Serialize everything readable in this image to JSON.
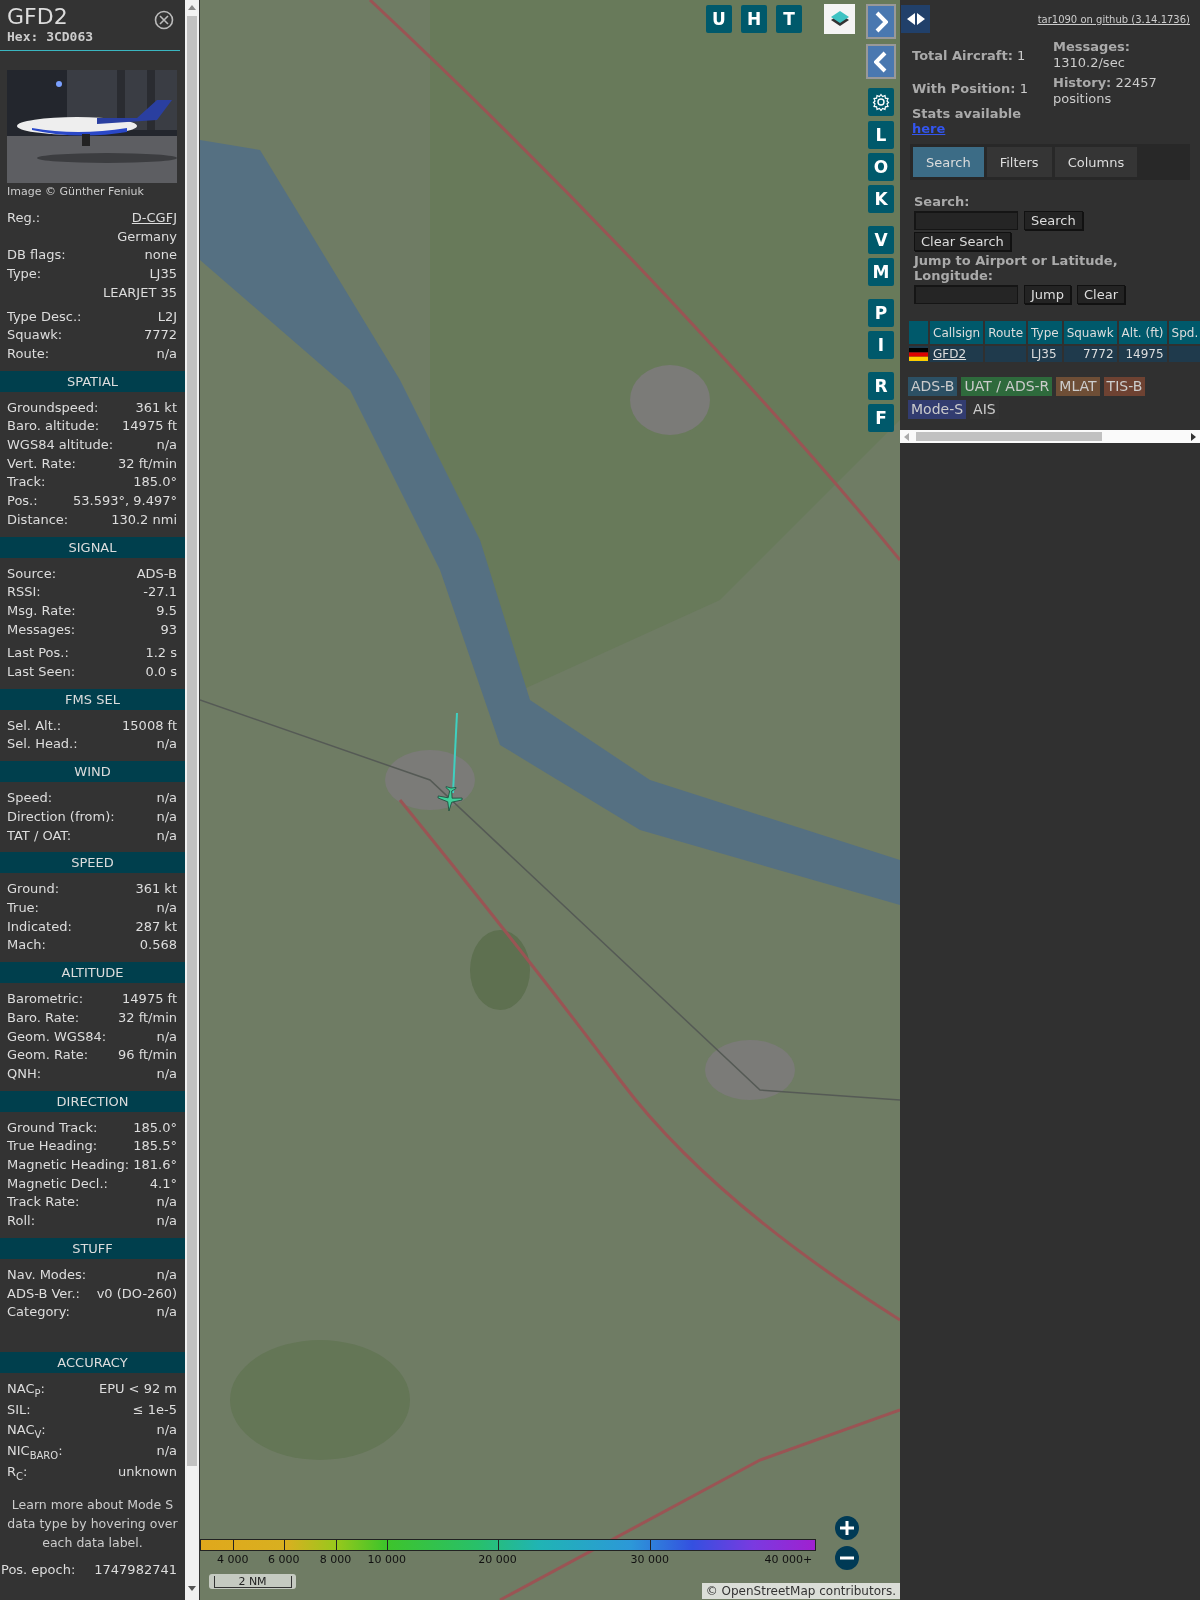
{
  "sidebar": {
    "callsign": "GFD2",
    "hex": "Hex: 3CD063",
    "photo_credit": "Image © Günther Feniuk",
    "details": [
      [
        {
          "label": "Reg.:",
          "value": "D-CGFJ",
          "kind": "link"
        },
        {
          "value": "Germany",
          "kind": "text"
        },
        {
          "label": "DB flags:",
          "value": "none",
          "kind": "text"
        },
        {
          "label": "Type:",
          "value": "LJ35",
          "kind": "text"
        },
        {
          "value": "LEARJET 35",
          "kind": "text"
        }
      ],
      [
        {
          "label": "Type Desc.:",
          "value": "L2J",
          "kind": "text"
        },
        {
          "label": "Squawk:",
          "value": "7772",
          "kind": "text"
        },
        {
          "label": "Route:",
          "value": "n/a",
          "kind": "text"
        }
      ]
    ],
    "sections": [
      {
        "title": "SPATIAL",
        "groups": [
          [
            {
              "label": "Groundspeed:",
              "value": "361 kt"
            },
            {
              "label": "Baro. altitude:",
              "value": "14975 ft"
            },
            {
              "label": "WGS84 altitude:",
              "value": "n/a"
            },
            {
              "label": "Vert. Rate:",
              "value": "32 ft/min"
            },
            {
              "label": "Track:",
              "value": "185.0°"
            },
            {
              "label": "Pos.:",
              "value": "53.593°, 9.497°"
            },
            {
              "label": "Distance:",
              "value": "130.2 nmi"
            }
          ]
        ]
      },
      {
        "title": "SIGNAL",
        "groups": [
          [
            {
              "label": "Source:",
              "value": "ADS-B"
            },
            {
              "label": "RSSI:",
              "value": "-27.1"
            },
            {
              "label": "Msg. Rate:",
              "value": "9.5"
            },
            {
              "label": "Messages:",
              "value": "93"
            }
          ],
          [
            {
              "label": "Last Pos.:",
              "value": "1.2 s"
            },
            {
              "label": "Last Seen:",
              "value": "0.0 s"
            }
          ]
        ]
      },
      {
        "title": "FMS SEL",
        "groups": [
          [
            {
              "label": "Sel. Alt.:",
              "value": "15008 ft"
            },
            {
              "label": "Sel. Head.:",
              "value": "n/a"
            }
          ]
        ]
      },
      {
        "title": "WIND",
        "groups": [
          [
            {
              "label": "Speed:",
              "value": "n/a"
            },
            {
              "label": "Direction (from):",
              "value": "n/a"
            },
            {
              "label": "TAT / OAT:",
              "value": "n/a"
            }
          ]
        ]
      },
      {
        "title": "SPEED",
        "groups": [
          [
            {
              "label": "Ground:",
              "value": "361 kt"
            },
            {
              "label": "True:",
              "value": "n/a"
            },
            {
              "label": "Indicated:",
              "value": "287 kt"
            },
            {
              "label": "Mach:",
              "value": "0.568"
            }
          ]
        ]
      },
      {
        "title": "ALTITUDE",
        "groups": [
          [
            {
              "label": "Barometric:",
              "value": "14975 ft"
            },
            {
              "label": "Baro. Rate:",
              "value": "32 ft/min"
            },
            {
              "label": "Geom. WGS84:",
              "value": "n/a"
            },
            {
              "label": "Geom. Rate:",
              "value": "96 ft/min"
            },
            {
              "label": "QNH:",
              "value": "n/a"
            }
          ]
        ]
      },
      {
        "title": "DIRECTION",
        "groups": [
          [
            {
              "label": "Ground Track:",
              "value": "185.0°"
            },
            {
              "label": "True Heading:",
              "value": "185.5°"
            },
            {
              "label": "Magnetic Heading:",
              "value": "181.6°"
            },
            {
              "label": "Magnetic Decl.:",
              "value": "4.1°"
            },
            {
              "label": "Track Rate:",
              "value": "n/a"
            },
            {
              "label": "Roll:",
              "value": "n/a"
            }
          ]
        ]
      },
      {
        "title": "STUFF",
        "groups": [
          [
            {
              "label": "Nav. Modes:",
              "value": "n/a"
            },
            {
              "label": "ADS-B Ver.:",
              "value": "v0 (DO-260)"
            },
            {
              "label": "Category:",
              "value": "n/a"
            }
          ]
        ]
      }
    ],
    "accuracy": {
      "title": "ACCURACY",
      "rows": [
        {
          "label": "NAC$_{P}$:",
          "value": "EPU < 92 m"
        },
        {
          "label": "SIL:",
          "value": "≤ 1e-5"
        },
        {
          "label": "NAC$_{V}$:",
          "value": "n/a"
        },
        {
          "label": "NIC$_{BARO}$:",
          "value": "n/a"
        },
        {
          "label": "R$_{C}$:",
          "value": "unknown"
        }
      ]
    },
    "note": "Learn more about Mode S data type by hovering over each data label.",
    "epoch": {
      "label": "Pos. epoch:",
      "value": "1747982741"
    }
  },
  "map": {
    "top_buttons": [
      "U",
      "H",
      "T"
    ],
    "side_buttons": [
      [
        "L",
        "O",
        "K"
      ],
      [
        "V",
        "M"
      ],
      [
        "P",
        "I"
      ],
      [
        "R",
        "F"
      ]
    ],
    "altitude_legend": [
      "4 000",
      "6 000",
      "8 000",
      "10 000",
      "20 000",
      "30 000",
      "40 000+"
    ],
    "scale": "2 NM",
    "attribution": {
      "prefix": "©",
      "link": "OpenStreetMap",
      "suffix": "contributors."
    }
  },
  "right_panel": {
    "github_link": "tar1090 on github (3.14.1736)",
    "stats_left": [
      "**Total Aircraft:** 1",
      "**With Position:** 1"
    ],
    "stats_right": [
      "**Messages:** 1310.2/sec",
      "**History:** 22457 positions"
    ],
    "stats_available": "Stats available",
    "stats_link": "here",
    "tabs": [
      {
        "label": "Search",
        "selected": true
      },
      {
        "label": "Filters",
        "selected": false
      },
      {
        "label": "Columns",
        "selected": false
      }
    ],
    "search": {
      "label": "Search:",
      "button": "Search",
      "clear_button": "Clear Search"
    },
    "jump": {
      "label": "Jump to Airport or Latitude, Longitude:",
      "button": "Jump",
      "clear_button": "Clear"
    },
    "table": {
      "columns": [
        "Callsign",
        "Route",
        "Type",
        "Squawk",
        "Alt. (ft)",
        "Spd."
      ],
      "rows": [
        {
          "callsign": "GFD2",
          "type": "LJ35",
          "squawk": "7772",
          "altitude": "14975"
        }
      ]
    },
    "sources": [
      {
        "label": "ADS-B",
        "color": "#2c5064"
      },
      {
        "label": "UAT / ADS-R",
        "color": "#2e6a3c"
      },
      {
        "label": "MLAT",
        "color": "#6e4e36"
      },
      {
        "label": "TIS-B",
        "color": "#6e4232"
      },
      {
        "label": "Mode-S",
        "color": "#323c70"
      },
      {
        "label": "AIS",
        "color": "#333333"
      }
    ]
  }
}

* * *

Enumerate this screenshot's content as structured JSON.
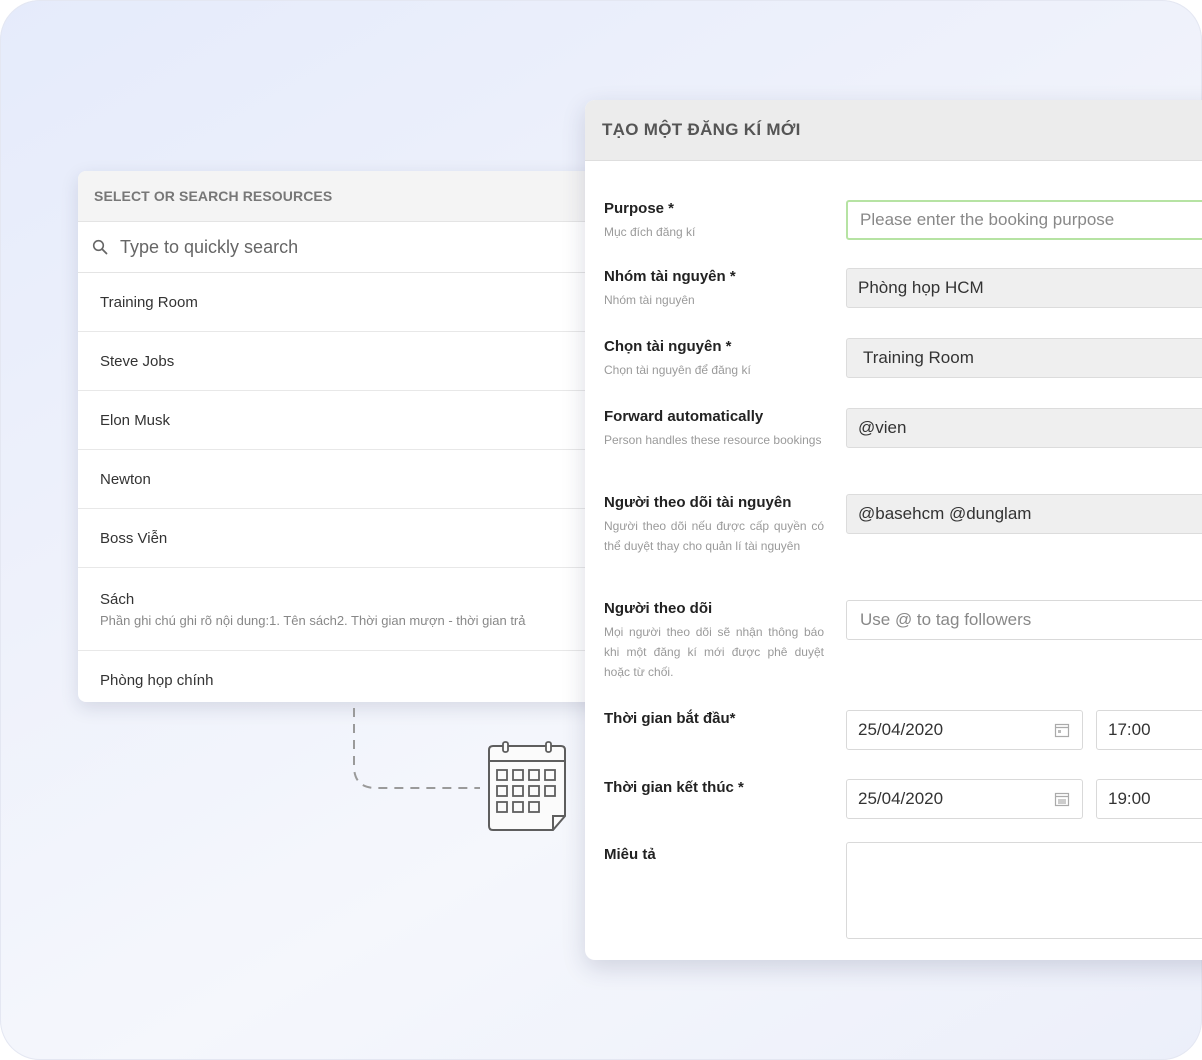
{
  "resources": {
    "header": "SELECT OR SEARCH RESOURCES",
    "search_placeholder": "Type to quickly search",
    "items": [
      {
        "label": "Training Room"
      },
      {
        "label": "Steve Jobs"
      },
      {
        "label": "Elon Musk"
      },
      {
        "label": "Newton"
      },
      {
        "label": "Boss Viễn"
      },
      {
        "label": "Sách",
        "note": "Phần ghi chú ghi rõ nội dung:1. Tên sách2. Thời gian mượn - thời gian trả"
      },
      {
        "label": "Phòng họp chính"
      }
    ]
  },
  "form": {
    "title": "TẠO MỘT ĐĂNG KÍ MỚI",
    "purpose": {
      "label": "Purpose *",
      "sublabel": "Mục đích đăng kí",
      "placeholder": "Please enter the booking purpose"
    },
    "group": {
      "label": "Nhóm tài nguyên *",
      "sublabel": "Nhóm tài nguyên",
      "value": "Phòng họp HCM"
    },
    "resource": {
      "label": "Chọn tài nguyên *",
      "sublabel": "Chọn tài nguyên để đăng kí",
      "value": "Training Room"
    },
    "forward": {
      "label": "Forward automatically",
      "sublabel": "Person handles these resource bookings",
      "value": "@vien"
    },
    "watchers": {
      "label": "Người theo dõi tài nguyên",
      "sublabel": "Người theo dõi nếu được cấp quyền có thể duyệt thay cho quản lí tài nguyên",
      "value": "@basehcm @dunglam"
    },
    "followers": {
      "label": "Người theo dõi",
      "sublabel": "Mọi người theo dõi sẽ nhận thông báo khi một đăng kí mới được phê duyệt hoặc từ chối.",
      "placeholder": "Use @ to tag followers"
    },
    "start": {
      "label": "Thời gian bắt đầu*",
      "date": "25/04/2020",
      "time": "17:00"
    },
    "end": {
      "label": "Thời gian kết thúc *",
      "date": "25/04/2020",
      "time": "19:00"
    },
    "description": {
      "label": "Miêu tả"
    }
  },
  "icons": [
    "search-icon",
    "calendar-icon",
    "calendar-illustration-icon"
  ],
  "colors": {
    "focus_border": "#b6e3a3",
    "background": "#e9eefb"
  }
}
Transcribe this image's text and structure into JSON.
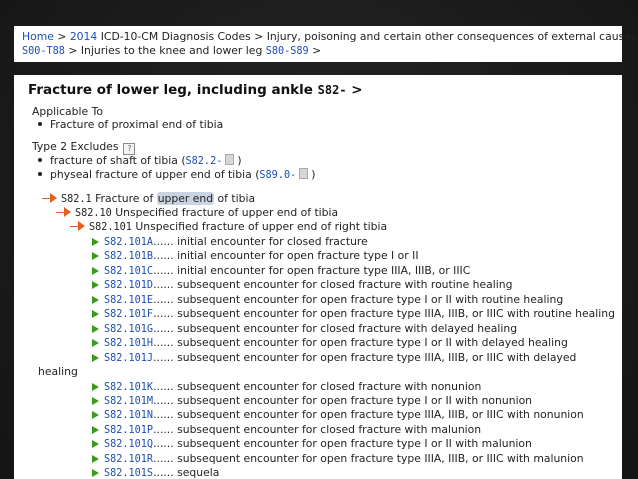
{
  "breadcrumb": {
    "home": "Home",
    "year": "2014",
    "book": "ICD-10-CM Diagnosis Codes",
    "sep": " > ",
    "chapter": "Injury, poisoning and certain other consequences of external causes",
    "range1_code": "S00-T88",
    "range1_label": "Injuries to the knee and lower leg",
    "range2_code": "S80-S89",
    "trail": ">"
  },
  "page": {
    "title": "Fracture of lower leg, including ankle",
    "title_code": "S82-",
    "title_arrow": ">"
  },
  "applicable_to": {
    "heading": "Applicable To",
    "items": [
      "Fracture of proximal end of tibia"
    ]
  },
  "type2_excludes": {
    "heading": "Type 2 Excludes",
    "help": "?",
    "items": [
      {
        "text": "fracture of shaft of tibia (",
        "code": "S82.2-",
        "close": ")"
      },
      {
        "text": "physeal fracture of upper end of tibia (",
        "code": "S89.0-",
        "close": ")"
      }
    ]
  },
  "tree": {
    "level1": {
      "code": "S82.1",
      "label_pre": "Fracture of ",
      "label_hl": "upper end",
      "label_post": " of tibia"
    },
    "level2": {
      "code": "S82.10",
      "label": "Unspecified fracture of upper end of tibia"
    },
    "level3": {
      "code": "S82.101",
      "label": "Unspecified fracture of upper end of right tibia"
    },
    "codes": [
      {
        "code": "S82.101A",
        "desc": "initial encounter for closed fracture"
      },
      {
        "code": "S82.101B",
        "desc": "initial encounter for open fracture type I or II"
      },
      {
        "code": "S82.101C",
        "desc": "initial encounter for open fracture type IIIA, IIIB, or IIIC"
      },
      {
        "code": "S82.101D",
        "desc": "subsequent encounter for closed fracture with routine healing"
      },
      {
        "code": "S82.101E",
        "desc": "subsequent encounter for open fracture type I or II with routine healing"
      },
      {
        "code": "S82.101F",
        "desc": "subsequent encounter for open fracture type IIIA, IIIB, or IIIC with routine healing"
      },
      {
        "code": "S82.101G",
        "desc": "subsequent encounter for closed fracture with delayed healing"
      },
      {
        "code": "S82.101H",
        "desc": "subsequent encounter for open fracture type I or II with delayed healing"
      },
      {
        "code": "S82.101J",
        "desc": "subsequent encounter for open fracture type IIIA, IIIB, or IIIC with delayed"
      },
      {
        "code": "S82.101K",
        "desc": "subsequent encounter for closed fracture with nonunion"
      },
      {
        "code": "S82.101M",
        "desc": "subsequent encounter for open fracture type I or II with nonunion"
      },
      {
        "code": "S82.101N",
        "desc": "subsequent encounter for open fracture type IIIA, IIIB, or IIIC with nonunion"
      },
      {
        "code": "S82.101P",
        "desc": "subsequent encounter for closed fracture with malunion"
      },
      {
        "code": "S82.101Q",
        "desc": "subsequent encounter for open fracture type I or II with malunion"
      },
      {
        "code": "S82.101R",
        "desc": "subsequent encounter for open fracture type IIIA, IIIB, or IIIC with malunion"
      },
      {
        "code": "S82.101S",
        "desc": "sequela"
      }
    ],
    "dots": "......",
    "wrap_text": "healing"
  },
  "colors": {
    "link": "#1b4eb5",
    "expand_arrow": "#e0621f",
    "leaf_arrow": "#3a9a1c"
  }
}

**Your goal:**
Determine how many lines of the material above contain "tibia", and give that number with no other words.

**Exercise result:**
6